Federal and USPS Employees – Will OPM Approve Disability Retirement for Obesity?

The topic of today’s post is whether obesity or morbid obesity may make you eligible for FERS or CSRS Disability retirement through OPM. Obesity is a documented and diagnosable medical condition.

However, in the world of Federal Disability Retirement applications, OPM employees and MSPB administrative judges still cling to the prejudice that obesity is a choice-based situation: that the postman or federal employee who is morbidly obese is to blame their condition. For these reasons, the OPM and MSPB seem to keep individuals who are obese or morbidly obese at a higher level.

Doctors and experts in medicine have identified a number of medical conditions, as well as physical factors and genetic influences that can make a person obese. Some of these are: obesity, including: pituitary tumors, pituitary disease, craniopharyngioma, pseudohypoparathyroidism, decreased metabolism, Rader-Willi syndrome, Frohlich syndrome, underactive thyroid gland, as well as certain types of brain tumors, chromophobic adenoma and many more.

Despite advances in medical science, which show that obesity is not caused only by overeating, MSPB administrative judges insist on their archaic legal analysis in disability retirement appeals filed by federal or obese federal workers.

Here’s how it works. The MSPB administrative judge will assume an incorrect premise: The federal employee or postal worker diagnosed with obesity simply eats too much or has made a personal choice to become obese.

The MSPB administrative judge follows the erroneous premise to his logical conclusion: The federal worker or postal worker will have to prove that they either: a) used medical suggestions for weight reduction exercises and programs and the suggestions did not work, or b) that medical suggestions for exercise and weight reduction were medically not advisable. This is the legal equivalent of the MSPB that requires diabetics to prove that they have participated in a sugar reduction program, and has failed.

For obese or morbid obesity, OPM and MSPB administrative judges believe that disabling obesity “… did not stem from the disease or injury itself, as required by law, but from voluntary failure or refusal to provide available corrective or remedial measures to take. “

A momentous decision hinted that extreme measures, such as “modified fasting” or “bypass surgery”, would be too drastic to expect a disabled applicant to be subject to a disability. The administrative judge did not say “would” be too drastic – it just “could” be too drastic.

There are two ways that an obese federal worker or postal worker seeking benefits from OPM for disability retirement can approach this judicial and / or institutional bias against obese or morbidly obese.

The first, and I think best, is to eliminate the possibility that the Office of Personnel Management or the Merit Systems Protection Board may come to the wrong conclusion. Talk to your treating physician and leave him or her a letter in the Federal disability pension application one or more of the following:

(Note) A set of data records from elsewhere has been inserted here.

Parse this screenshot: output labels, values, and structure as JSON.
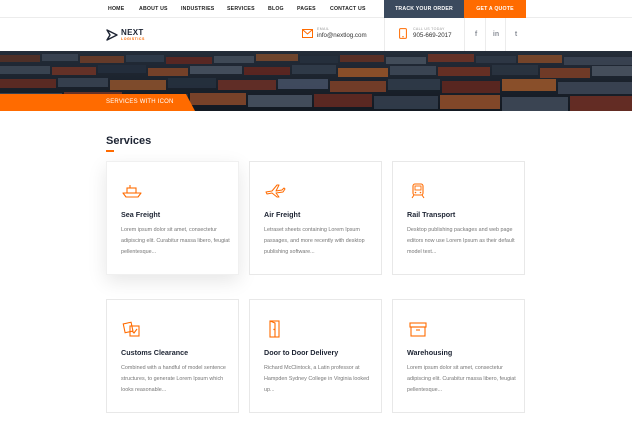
{
  "nav": {
    "items": [
      "HOME",
      "ABOUT US",
      "INDUSTRIES",
      "SERVICES",
      "BLOG",
      "PAGES",
      "CONTACT US"
    ],
    "track_label": "TRACK YOUR ORDER",
    "quote_label": "GET A QUOTE"
  },
  "header": {
    "logo_brand": "NEXT",
    "logo_sub": "LOGISTICS",
    "email_label": "EMAIL",
    "email_value": "info@nextlog.com",
    "phone_label": "CALL US TODAY",
    "phone_value": "905-669-2017",
    "social": [
      "f",
      "in",
      "t"
    ]
  },
  "hero": {
    "label": "SERVICES WITH ICON"
  },
  "services": {
    "title": "Services",
    "cards": [
      {
        "icon": "ship-icon",
        "title": "Sea Freight",
        "text": "Lorem ipsum dolor sit amet, consectetur adipiscing elit. Curabitur massa libero, feugiat pellentesque..."
      },
      {
        "icon": "plane-icon",
        "title": "Air Freight",
        "text": "Letraset sheets containing Lorem Ipsum passages, and more recently with desktop publishing software..."
      },
      {
        "icon": "train-icon",
        "title": "Rail Transport",
        "text": "Desktop publishing packages and web page editors now use Lorem Ipsum as their default model text..."
      },
      {
        "icon": "customs-icon",
        "title": "Customs Clearance",
        "text": "Combined with a handful of model sentence structures, to generate Lorem Ipsum which looks reasonable..."
      },
      {
        "icon": "door-icon",
        "title": "Door to Door Delivery",
        "text": "Richard McClintock, a Latin professor at Hampden Sydney College in Virginia looked up..."
      },
      {
        "icon": "warehouse-icon",
        "title": "Warehousing",
        "text": "Lorem ipsum dolor sit amet, consectetur adipiscing elit. Curabitur massa libero, feugiat pellentesque..."
      }
    ]
  },
  "colors": {
    "accent": "#ff6b00",
    "navy": "#3b4a5e",
    "heading": "#1d2433"
  }
}
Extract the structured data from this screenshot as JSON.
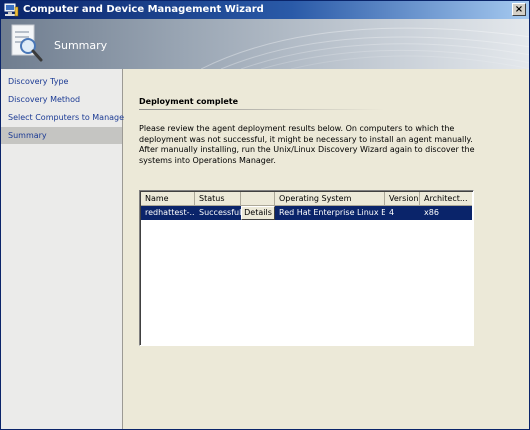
{
  "window": {
    "title": "Computer and Device Management Wizard",
    "close_glyph": "×"
  },
  "banner": {
    "title": "Summary",
    "icon": "summary-document-magnifier-icon"
  },
  "nav": {
    "items": [
      {
        "label": "Discovery Type",
        "active": false
      },
      {
        "label": "Discovery Method",
        "active": false
      },
      {
        "label": "Select Computers to Manage",
        "active": false
      },
      {
        "label": "Summary",
        "active": true
      }
    ]
  },
  "main": {
    "heading": "Deployment complete",
    "description": "Please review the agent deployment results below. On computers to which the deployment was not successful, it might be necessary to install an agent manually. After manually installing, run the Unix/Linux Discovery Wizard again to discover the systems into Operations Manager.",
    "results": {
      "columns": [
        "Name",
        "Status",
        "",
        "Operating System",
        "Version",
        "Architect..."
      ],
      "rows": [
        {
          "name": "redhattest-...",
          "status": "Successful",
          "details_label": "Details",
          "os": "Red Hat Enterprise Linux ES",
          "version": "4",
          "arch": "x86",
          "selected": true
        }
      ]
    }
  },
  "colors": {
    "title_bar": "#0a246a",
    "selection": "#0a246a",
    "nav_link": "#1b3a94",
    "nav_active_bg": "#c5c5c2",
    "dialog_bg": "#ece9d8"
  }
}
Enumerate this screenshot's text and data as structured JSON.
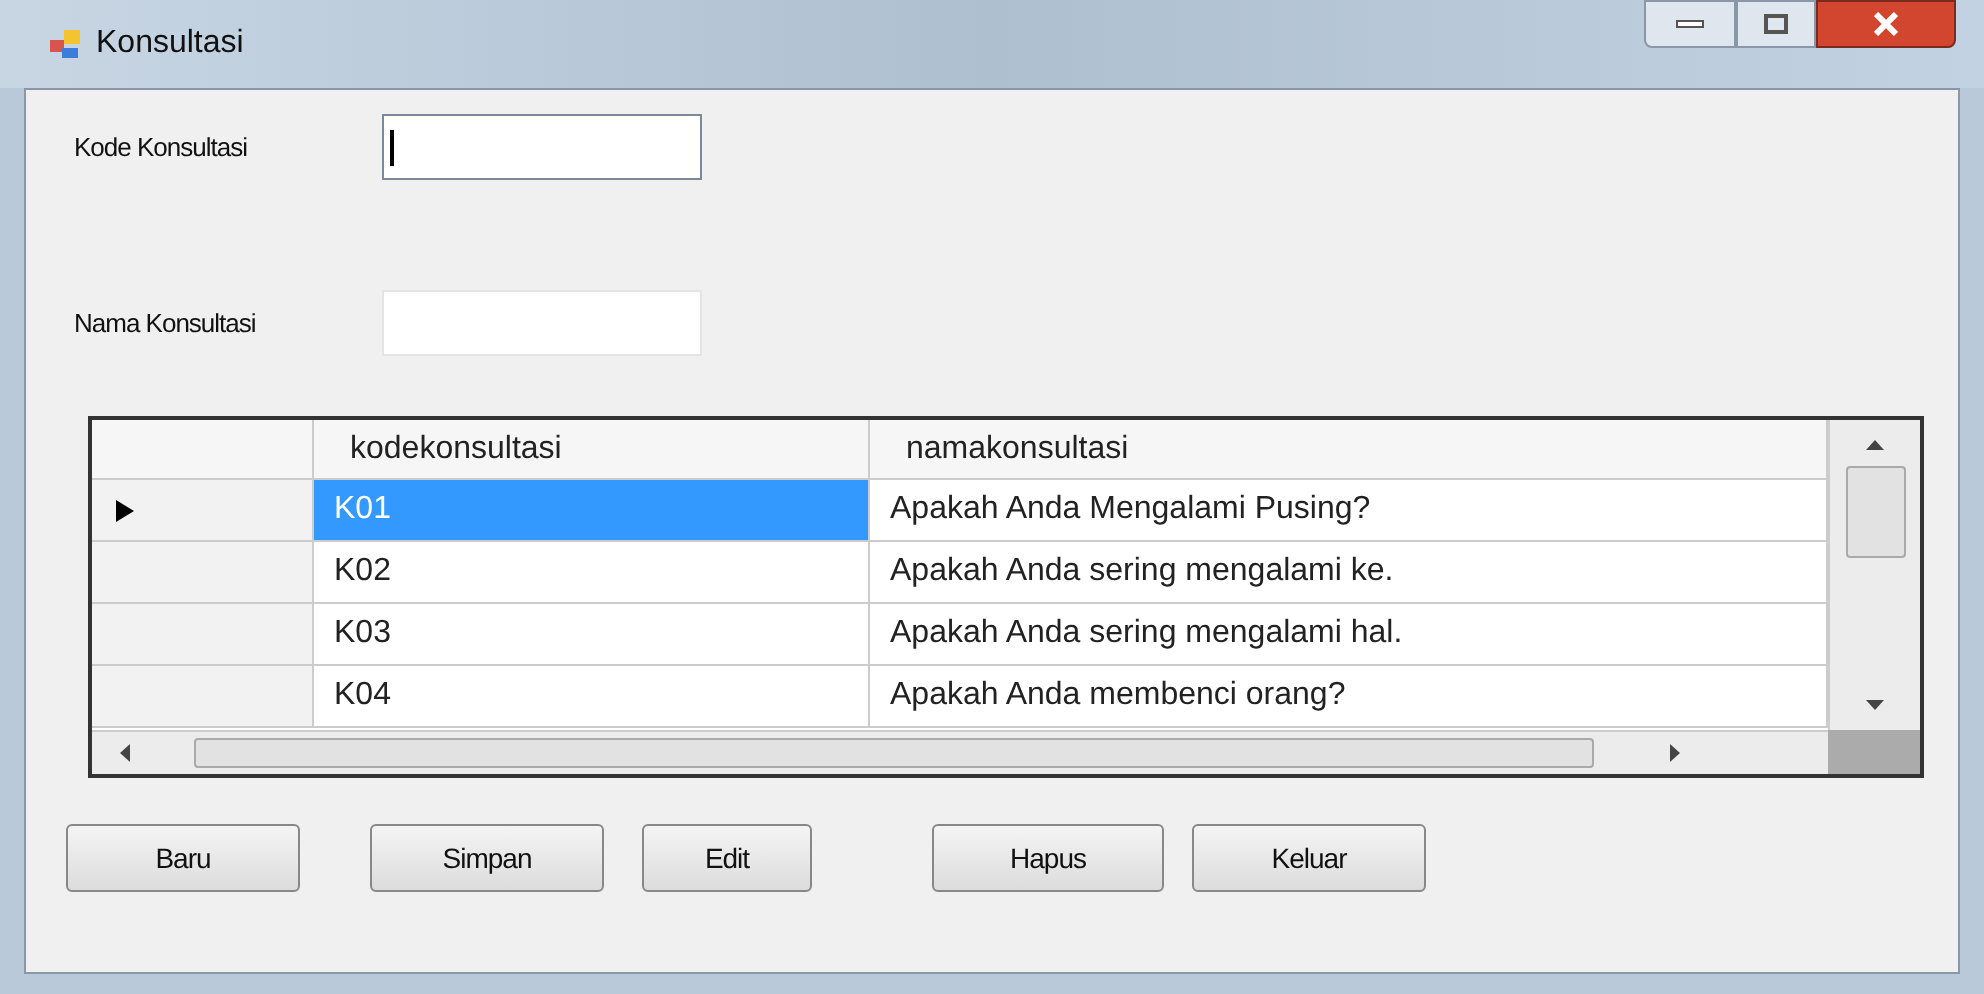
{
  "window": {
    "title": "Konsultasi"
  },
  "fields": [
    {
      "label": "Kode Konsultasi",
      "focused": true
    },
    {
      "label": "Nama Konsultasi",
      "focused": false
    }
  ],
  "table": {
    "columns": [
      "kodekonsultasi",
      "namakonsultasi"
    ],
    "rows": [
      {
        "cells": [
          "K01",
          "Apakah Anda Mengalami Pusing?"
        ],
        "selected": true
      },
      {
        "cells": [
          "K02",
          "Apakah Anda sering mengalami ke."
        ],
        "selected": false
      },
      {
        "cells": [
          "K03",
          "Apakah Anda sering mengalami hal."
        ],
        "selected": false
      },
      {
        "cells": [
          "K04",
          "Apakah Anda membenci orang?"
        ],
        "selected": false
      }
    ]
  },
  "buttons": [
    "Baru",
    "Simpan",
    "Edit",
    "Hapus",
    "Keluar"
  ]
}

1) Weight reduction programs and fasting and exercise were medically advised, but were unsuccessful despite the patient’s efforts;

2) Weight reduction programs and fasting and exercise were not medically recommended and were not part of the patient’s medical treatment plan

3) Weight reduction programs and fasting and exercise would have actually harmed the patient.

One or more of these statements from your treating physician should prevent OPM or the MSPB from applying the institutional bias against obese.

The second way, and this is for the warriors out there, who love long lawsuits and lengthy legal battles that take years to resolve. Fight the institutional prejudices of OPM and MSPB. Hire a lawyer who knows the bias, is there for the long haul, and see if you can overturn the MSPB precedent (or at least get a decision that makes it clear that the obese has no affirmative duty to MSPB and OPM that they followed weight reduction treatment plans before they were entitled to disability benefits. Cases in the MSPB are very fast, the law is very slow, and it will take a long and concerted effort to resolve the MSPB’s institutional bias against obese or sickly obese.

While other federal and USPS workers may be denied retirement disability if there is a record of their failure to follow their medical treatment plans, the obese (and some individuals with mental illness) are the only ones to effectively convince the administrative court that their obesity is not a personal choice, or something that can be resolved by farmers jumping and fasting.

Source by Christopher Attig